Most Patients Do Not Store Their Biologic Drugs Within the Recommended Temperature Range
Dr. Kevin Deane writing in Medscape reported on a Dutch study which evaluated the temperatures at which patients with rheumatic diseases stored their biologic disease-modifying antirheumatic drugs (DMARDs). They did this by providing patients with an electronic temperature logger.
Of the 293 study participants given a temperature logger, 255 (87.0%) returned their logger to the pharmacy. Of these 255 participants, only 17 (6.7%) had stored their medication within the recommended temperature range. Of those who did not, 24.3% stored their medication for more than 2 hours outside of the recommended range.
The authors did not evaluate the effect of these storage conditions on the biologic activity of the medication but speculated that storing these medications outside of the recommended temperature range may adversely affect their efficacy.
Comment: It’s important to know what the temperature restrictions are for your medication.
An over the counter preparation that could be life-threatening… next
FDA warns OTC antacids with aspirin can cause stomach or intestinal bleeding
Lydia Wheeler writing in The Hill reported that the Food and Drug Administration “is warning consumers to beware of over-the-counter drugs that contain both an antacid and aspirin.” According to the agency, these products “can cause stomach or intestinal bleeding.” Although rare, the FDA says it has identified eight cases of serious bleeding since 2009.
Comment: Not a big surprise here. In the old days when we used high doses of aspirin, people would get bleeding ulcers frequently.
Running Barefoot May Protect Against Some Musculoskeletal Injuries
Dr. Lara Pullen writing in enews rheum reported on a study published in the British Journal of Sports Medicine. “We aren’t seeing more musculoskeletal injuries in barefoot runners,” explains Dr. Altman-Singles, one of the authors, in an interview. “If anything, we are seeing fewer of certain types of musculoskeletal injuries.”
The researchers examined the differences in injuries between habitually barefoot and habitually shod runners.
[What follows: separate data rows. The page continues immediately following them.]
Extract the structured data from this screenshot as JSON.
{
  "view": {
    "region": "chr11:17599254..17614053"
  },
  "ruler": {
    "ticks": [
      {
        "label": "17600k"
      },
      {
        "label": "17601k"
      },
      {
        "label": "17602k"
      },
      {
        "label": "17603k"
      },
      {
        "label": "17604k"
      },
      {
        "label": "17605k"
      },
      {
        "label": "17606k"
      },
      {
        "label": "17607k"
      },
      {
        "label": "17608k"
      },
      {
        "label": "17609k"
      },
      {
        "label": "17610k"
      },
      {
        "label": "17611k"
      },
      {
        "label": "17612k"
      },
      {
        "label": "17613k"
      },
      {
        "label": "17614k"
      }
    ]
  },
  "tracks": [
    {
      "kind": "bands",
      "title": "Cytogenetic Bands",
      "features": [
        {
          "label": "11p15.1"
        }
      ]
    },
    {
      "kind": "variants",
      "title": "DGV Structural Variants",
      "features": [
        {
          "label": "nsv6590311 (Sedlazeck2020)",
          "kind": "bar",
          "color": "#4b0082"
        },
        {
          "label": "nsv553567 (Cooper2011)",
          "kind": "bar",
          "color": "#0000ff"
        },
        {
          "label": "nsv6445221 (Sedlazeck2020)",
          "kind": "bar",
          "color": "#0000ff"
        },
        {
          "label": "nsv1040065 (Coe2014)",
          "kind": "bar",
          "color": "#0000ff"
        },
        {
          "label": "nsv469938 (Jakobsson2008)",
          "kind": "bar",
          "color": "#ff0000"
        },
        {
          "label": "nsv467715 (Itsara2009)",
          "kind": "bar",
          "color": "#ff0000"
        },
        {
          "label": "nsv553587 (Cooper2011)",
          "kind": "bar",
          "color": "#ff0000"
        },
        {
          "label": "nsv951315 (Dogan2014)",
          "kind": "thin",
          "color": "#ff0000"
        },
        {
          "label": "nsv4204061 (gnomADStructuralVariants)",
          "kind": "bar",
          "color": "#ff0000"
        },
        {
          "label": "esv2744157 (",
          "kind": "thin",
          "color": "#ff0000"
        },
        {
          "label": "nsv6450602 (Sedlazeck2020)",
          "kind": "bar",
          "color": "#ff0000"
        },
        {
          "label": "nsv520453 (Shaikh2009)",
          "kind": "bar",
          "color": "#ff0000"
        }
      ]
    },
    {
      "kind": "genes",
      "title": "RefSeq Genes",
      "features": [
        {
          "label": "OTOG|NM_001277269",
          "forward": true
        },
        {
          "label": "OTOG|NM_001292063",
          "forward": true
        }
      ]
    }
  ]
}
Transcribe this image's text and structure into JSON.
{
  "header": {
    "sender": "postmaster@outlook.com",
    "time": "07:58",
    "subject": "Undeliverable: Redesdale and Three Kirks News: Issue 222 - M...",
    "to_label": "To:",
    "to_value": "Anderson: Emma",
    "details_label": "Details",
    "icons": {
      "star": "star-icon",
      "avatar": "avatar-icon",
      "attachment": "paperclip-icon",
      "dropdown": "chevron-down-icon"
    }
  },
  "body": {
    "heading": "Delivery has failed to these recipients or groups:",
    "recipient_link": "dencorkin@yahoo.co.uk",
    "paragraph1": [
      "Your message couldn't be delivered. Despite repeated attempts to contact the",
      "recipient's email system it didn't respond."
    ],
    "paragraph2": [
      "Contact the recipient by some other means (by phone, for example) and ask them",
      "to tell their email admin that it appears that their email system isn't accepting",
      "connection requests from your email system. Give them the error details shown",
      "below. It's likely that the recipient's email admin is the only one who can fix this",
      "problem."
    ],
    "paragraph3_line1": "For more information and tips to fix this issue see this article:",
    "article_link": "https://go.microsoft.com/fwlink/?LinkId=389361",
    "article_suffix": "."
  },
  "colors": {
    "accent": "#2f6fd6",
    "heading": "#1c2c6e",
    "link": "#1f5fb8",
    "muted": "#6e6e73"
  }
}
They categorized participants as barefoot runners if individuals spent at least 50% of their running time barefoot. Barefoot runners were allowed to run in minimalist footwear for the balance of their running time. In many cases, barefoot runners had experienced injuries, such as fasciitis and iliotibial band syndrome, prior to switching to barefoot running.
The researchers also noted that plantar fasciitis was more common in the shod group than the barefoot group. Additionally, shod runners experienced more patellofemoral pain syndrome and ITBS than did barefoot runners. Dr. Altman-Singles describes this difference as huge. Although barefoot running may have offered some protection against plantar fasciitis, barefoot runners had a greater number of Achilles or calf and posterior tibialis strains when compared with shod runners.
Got blurred vision after spending time at the computer? You’re not alone
“Computer vision syndrome” could affect millions, report suggests
Jane Brody writing for The New York Times reported that up to 70 million workers worldwide are at risk for “computer vision syndrome,” according to a report published in Medical Practice and Reviews.
Researchers found that workers who spend three or more hours per day looking at computer monitors are most at risk for the condition, and that many of those workers complain of “blurred or double vision as well as burning, itching, dryness and redness.”
Now that we know acetaminophen doesn’t work for osteoarthritis, is there something else that might. There is and the answer will surprise you… next
Tai Chi May Be as Good as PT for Knee Arthritis Pain
Janis Kelly writing for Medscape reported the first randomized head-to-head comparison of tai chi and conventional physical therapy (PT) in patients with knee osteoarthritis (OA) shows equally good pain relief with either intervention, researchers report in an article published in the Annals of Internal Medicine. The researchers also show that tai chi was more effective than PT at relieving depression and improving the physical component of quality of life.